The rebuilding of Taum Sauk Upper Reservoir is a project of many superlatives. The upper bowl of the 440-MW pumped-storage system sits on top of Missouri’s highest peak, 1,590-ft Proffit Mountain. It is believed to be North America’s largest roller-compacted concrete dam. When the original earth-and-rockfill dike was over- topped and failed in December 2005, Missouri Gov. Matt Blunt (R) called the damage done by the 4,365 acre-ft of water it released “the worst man-made disaster in the history of Missouri.” And the $10-million civil penalty imposed on St. Louis-based utility AmerenUE by the Federal Energy Regulatory Commission for the failure was the largest FERC penalty ever in a hydroelectric case.
Today, the reservoir is nearly complete, and preparations are under way to start commercial operation. Roller-compacted concrete (RCC) placement was completed in November, and the new dam was topped out. Engineer-of-record Paul C. Rizzo Associates Inc. will begin a refill-testing program required by FERC in the first week of February and expects to complete it by March 1. “We could start commercial operation April 1,” says Carl M. Rizzo, vice president of construction management services.

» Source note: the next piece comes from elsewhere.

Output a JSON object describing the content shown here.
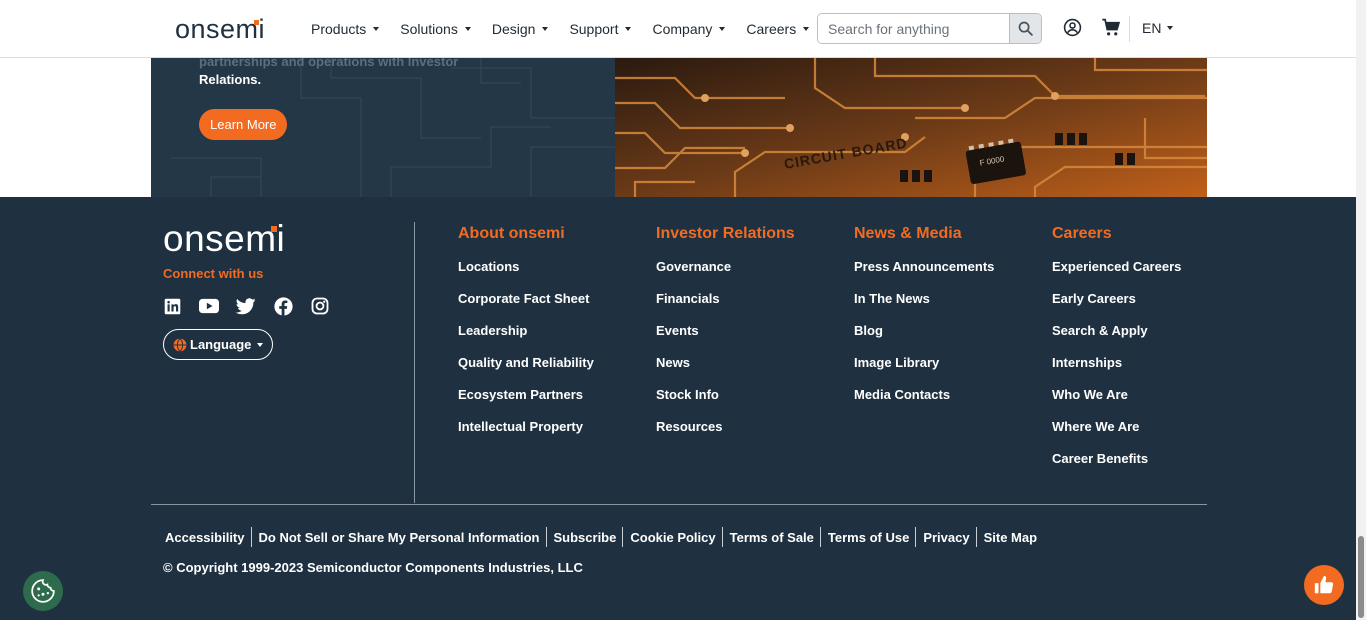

A pumped-storage system takes advantage of differential electricity rates to store power generated when rates are low, then sells it when rates are higher (see graphic). The Taum Sauk system pumps water overnight from the lower reservoir, which is at an elevation of 730 ft, through the 6,300-ft-long penstock and 26-ft-dia vertical shaft to the upper reservoir at 1,500 ft. The pumps are later reversed and draw the water into the shaft and penstock to the powerhouse at 767 ft, where it drives two 220-MW hydroturbines and is discharged to the lower reservoir.
The original 4,365-acre-ft Taum Sauk Upper Reservoir in Reynolds County breached shortly before dawn on Dec. 14, 2005, emptying out in a 20-ft-high wave down the side of Proffit Mountain, through a state park and the system’s lower reservoir and into the Black River. No deaths resulted, but the flood devastated a popular recreation area, aroused fears for safety and took the Taum Sauk system off-line.
AmerenUE took full responsibility for the failure after its preliminary investigation pointed to an instrumentation failure. The utility retained Paul Rizzo, head of the Monroeville, Pa., firm that bears his name, to investigate. Rizzo’s April 2006 report cited stability failure stemming from poor-quality material, which deviated from the original design specifications, and poor construction practices as root causes of the failure. Construction practices were consistent with early 60s standards but not with construction practices used today. Contributing factors of human error and inadequate instrumentation led to the overfilling of the reservoir and the overtopping of its dam.
In a series of settlements with state and federal authorities, AmerenUE cleared the way to rebuild the upper reservoir. But the effort was costly: In addition to the $10-million FERC penalty, AmerenUE settled for $180 million in cash and property with the state. In November 2007, AmerenUE announced the selection of the team that would rebuild the upper reservoir: Rizzo Associates was named the engineer-of-record and project manager, and Ozark Constructors LLC, a 50-50 joint venture of dam-builder ASI Constructors Inc., Pueblo West, Colo., and St. Louis-based Fred Weber Inc., was named construction contractor. Rizzo already had designed the replacement reservoir, so work was set to begin immediately.
The reservoir “bowl” occupies 40 acres on the leveled mountaintop. In addition, 35 acres were cleared and...